By Jia Lynn Yang


President Obama will unveil a slew of new taxes targeting the wealthiest Americans in his State of the Union address Tuesday.
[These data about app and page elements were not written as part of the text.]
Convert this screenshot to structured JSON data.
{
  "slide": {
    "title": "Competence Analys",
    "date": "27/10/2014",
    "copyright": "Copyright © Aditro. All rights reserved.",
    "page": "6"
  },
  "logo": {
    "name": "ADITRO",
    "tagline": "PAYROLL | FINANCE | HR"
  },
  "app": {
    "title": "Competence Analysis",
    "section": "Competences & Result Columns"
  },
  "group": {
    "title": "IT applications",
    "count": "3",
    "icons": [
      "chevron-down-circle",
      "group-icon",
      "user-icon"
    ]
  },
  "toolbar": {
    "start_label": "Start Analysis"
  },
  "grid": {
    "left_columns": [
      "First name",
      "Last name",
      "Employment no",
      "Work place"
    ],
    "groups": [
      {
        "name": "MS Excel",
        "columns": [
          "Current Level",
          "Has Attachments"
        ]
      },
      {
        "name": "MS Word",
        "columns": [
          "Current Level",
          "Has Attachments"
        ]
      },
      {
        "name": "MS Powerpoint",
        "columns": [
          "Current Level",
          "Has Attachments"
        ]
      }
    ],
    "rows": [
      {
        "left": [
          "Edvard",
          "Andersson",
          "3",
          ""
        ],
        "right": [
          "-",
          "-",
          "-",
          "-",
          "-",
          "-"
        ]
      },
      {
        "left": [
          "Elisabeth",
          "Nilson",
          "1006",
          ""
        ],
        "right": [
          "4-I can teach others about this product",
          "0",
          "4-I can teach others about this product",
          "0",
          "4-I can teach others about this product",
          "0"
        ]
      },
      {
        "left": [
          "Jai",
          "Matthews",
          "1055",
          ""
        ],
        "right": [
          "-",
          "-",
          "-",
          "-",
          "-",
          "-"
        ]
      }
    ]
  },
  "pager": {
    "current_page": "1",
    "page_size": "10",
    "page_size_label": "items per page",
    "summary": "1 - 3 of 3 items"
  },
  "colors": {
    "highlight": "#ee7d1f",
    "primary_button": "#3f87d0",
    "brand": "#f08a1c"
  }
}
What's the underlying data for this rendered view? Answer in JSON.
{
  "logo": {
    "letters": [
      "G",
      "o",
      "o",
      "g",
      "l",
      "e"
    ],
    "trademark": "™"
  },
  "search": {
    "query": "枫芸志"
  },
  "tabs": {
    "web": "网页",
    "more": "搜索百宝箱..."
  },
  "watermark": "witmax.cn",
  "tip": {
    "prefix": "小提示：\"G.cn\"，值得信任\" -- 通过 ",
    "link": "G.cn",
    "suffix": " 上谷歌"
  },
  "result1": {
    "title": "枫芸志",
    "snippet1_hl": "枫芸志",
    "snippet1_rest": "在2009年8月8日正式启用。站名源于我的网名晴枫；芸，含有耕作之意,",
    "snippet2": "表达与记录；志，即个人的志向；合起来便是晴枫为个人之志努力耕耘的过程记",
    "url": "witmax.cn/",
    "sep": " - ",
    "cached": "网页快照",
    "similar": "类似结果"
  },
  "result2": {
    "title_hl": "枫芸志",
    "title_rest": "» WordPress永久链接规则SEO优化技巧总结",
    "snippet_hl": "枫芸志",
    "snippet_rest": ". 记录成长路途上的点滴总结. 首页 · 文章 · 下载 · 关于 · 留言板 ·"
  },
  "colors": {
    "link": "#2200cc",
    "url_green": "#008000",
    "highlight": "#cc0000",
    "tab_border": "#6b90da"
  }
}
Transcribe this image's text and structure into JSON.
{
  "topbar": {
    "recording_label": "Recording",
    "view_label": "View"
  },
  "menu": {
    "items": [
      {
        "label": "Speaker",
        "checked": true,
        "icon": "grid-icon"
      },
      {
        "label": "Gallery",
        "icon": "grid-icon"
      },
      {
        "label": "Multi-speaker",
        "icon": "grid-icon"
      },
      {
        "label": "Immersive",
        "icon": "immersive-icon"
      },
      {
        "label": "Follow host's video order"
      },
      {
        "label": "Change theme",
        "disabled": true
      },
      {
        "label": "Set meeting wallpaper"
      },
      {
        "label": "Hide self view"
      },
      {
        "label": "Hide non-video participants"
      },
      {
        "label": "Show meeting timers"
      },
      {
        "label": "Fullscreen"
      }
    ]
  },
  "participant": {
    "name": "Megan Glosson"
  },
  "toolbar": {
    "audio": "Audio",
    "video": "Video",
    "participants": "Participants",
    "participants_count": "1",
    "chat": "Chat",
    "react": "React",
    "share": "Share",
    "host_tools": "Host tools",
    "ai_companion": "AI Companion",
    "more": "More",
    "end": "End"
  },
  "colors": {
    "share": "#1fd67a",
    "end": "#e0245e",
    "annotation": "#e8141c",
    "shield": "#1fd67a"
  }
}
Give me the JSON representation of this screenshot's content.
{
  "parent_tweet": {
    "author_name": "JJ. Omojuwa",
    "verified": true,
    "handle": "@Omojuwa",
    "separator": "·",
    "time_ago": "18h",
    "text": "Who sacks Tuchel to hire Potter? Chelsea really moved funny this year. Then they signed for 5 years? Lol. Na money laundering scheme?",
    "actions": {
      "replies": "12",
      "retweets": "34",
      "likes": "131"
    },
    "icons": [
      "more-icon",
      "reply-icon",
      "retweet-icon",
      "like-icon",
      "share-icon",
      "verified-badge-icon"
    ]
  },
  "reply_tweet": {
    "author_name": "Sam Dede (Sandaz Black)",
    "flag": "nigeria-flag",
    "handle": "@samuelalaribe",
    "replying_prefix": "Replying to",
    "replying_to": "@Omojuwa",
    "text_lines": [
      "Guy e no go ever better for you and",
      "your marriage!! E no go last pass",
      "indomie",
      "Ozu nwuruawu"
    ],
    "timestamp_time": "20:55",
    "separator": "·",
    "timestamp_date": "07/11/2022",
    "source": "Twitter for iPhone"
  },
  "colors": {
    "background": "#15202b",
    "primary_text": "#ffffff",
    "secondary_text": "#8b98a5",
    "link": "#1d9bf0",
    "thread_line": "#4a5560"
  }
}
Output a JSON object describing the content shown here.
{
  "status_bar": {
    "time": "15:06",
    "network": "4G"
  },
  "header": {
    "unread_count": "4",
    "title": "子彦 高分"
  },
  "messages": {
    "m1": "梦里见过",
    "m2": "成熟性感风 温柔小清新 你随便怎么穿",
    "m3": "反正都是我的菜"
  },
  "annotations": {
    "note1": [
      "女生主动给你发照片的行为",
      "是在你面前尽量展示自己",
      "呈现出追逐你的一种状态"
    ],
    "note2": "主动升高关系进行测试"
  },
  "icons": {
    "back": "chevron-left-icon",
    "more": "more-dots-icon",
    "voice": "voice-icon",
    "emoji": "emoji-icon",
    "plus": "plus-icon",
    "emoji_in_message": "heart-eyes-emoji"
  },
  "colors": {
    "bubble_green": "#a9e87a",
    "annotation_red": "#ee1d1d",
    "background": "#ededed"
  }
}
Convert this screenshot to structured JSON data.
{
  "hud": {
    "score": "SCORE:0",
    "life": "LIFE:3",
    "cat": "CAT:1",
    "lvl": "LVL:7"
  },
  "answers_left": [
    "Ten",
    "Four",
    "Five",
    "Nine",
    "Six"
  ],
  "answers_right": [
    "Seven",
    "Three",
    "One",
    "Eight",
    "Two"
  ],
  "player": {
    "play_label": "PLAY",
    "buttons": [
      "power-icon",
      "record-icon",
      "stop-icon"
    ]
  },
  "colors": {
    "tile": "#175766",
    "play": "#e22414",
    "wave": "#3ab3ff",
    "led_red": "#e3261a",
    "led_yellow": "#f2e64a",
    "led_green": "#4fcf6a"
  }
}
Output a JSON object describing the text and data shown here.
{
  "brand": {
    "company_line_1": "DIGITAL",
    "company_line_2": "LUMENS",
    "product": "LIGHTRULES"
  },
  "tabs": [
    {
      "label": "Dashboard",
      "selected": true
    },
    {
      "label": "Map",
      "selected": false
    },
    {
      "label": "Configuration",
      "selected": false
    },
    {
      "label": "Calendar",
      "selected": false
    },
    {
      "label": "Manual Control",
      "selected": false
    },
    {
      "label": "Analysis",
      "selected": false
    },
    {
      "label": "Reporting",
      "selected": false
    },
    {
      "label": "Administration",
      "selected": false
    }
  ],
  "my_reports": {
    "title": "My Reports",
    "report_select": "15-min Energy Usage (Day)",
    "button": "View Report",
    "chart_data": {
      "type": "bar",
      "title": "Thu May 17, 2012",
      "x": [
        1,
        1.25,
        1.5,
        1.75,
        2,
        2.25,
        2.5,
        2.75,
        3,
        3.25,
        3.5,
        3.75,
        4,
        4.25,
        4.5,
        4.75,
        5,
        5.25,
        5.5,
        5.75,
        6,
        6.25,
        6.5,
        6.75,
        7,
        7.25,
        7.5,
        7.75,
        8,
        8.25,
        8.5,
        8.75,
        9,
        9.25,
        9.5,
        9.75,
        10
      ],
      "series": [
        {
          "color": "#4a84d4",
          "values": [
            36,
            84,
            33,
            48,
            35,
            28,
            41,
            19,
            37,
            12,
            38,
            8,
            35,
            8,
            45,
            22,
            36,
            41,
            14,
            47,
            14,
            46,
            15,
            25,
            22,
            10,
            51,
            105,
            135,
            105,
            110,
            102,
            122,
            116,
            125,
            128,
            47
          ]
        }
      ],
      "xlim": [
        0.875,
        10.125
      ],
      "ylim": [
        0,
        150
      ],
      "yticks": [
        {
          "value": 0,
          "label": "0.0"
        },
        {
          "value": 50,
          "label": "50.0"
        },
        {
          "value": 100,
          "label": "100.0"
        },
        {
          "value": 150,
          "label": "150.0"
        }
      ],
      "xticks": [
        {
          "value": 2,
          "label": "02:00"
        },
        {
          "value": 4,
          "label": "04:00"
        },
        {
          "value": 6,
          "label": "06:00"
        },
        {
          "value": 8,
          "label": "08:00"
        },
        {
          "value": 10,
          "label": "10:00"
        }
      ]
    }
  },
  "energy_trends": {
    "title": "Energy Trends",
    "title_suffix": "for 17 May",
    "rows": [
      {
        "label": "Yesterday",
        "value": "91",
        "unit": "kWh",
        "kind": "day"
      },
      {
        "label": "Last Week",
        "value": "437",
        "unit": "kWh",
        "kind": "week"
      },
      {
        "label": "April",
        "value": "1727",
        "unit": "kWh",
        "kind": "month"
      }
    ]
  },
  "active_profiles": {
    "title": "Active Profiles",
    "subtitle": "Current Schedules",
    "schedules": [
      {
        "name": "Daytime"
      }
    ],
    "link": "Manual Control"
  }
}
And there’s one person in particular who would be hit extra hard if the policies ever became law: Mitt Romney.

When Romney ran for president in the last election, his financial disclosures served as a fascinating window into how the rich manage their money very differently from most Americans. Exhibit A: Romney’s individual retirement account (IRA), which was worth somewhere between $20.7 million and $101.6 million when he was running for president.

That number shocked a lot of people, since the government allows savers to put in only several thousand dollars a year into your IRA ($6,500 is the current annual maximum). You’d have to be a trading wizard beyond the likes of Warren Buffett to spin such contribution amounts into millions.

How does anyone amass an IRA worth more than $25 million?

In a fact sheet describing the new proposals, the administration never calls out Romney by name, though it does slyly refer to closing loopholes that have enriched “300 extraordinarily wealthy individuals who have accumulated more than $25 million each in IRAs.”

Romney never revealed how he did it (there are educated guesses we’ll get to in a moment). But the most striking thing about his IRA—aside from the sheer amount—was how much he was saving in taxes..